spatiotemporal dynamics of Holocene fire regimes in
the central boreal forest of North America.
Dominic Senici, Han Chen, Yves Bergeron, Adam Ali.

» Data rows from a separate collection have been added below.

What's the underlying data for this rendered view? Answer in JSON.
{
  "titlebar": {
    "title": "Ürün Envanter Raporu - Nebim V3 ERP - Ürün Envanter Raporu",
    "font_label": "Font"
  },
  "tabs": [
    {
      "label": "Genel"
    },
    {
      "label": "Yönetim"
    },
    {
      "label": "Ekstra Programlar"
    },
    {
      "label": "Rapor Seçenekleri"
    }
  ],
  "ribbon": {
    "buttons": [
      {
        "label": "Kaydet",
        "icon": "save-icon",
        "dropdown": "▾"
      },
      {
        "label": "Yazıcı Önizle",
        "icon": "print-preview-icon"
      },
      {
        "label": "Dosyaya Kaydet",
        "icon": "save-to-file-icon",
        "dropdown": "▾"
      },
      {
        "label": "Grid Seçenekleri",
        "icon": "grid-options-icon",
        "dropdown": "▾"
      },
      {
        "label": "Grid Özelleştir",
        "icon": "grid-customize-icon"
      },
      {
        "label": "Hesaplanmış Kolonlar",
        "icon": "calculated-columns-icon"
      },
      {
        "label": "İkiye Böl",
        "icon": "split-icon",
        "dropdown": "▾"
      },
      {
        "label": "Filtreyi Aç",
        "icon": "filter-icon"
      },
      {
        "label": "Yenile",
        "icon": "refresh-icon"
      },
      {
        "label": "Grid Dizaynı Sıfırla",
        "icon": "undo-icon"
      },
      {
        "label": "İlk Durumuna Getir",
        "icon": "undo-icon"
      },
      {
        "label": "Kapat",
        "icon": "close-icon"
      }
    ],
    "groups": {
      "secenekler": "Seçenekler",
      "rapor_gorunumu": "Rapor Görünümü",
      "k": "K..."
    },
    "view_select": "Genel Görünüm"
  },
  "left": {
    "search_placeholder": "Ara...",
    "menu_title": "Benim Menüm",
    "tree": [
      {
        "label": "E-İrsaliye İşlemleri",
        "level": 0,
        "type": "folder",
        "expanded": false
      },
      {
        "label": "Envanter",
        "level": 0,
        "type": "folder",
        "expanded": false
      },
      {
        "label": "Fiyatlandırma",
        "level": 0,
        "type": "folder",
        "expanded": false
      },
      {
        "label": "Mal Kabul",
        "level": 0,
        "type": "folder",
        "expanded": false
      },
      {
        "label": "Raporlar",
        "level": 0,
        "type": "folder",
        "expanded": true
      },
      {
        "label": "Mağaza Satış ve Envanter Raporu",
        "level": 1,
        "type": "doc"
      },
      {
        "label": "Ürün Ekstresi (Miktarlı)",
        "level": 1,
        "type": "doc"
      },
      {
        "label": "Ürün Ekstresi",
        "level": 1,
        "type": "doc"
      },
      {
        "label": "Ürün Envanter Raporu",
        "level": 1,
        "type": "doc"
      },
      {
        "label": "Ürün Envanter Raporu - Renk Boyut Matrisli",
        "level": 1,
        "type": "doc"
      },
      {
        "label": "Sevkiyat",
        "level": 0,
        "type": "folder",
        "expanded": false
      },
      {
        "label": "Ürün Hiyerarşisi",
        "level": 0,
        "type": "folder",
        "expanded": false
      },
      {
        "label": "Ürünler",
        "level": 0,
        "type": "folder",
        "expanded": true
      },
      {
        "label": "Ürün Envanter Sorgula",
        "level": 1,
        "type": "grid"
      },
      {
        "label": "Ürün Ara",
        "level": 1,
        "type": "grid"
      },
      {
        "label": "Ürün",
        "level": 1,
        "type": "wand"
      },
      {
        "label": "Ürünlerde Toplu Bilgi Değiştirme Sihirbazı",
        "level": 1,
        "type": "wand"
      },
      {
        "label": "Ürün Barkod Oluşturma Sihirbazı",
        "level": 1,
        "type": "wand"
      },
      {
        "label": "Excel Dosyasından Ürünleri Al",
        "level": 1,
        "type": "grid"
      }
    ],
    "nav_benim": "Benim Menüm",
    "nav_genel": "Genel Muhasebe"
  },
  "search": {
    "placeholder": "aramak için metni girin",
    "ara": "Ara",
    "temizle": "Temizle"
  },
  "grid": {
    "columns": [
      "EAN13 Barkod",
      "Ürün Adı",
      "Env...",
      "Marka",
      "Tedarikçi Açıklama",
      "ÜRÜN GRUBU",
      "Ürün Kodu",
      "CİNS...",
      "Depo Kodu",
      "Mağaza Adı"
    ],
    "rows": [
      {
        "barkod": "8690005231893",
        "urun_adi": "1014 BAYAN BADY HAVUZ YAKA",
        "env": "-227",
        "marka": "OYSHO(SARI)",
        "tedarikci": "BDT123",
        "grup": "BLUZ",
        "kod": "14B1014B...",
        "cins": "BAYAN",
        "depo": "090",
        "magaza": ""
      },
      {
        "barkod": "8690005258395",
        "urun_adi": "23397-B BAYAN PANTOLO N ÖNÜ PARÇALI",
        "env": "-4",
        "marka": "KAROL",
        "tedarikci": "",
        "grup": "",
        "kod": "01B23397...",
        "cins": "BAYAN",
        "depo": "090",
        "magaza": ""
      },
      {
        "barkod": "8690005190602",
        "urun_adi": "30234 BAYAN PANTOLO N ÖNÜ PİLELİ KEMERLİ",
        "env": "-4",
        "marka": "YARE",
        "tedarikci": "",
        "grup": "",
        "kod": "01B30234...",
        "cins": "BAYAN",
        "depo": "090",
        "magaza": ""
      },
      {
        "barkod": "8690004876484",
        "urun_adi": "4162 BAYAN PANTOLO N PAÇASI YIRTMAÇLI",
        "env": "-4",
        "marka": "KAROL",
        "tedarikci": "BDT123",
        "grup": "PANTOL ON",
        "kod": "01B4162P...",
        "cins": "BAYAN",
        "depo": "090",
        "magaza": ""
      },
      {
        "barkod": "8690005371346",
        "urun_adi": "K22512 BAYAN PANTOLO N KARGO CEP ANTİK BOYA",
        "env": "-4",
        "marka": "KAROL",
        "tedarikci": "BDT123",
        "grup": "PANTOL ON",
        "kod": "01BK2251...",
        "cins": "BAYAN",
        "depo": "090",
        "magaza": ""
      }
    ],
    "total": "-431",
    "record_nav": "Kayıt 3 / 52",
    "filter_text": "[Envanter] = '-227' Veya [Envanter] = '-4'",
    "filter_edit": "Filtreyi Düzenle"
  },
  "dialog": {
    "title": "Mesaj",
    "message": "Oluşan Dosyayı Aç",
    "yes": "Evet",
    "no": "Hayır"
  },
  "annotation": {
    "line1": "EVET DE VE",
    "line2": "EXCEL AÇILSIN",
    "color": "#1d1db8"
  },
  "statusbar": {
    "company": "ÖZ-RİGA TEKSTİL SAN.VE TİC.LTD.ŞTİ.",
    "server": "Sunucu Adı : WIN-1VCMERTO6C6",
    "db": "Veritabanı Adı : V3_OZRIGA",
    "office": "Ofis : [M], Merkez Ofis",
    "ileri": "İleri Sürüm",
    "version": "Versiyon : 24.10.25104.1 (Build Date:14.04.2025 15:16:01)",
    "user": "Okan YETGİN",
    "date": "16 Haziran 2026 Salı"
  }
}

Understanding fire regime dynamics is central to predicting forest structure and the compositional dynamics of boreal forests. Spatial and temporal variations in fire frequency in central Canadian boreal forests over the last 10 000 years were examined to evaluate the influence of bottom-up controls on the regional fire regime. We analysed macroscopic charcoal larger than 160??m from sediment cores from six lakes to reconstruct fire history and performed GIS analysis of regional landscape features to investigate how fire frequency has changed temporally and how non-climatic factors may have affected long-term fire frequency. Our generalized linear mixed model revealed that temporal changes in fire return intervals (FRIs) were highly dependent on landscape connectivity as inferred through the abundance of natural firebreaks in the form of open water lakes and wetlands. FRIs did not change significantly among highly connected landscapes throughout the Holocene; in contrast, FRIs were significantly longer among poorly connected landscapes in the early Holocene (10–5 cal ka BP), suggesting that the abundant regional firebreaks limited fire spread. All sites had similar FRIs in the late Holocene. The diminishing influence of firebreaks suggests that the regional climate during the late Holocene has overshadowed the influences of the bottom-up controls on fire activities.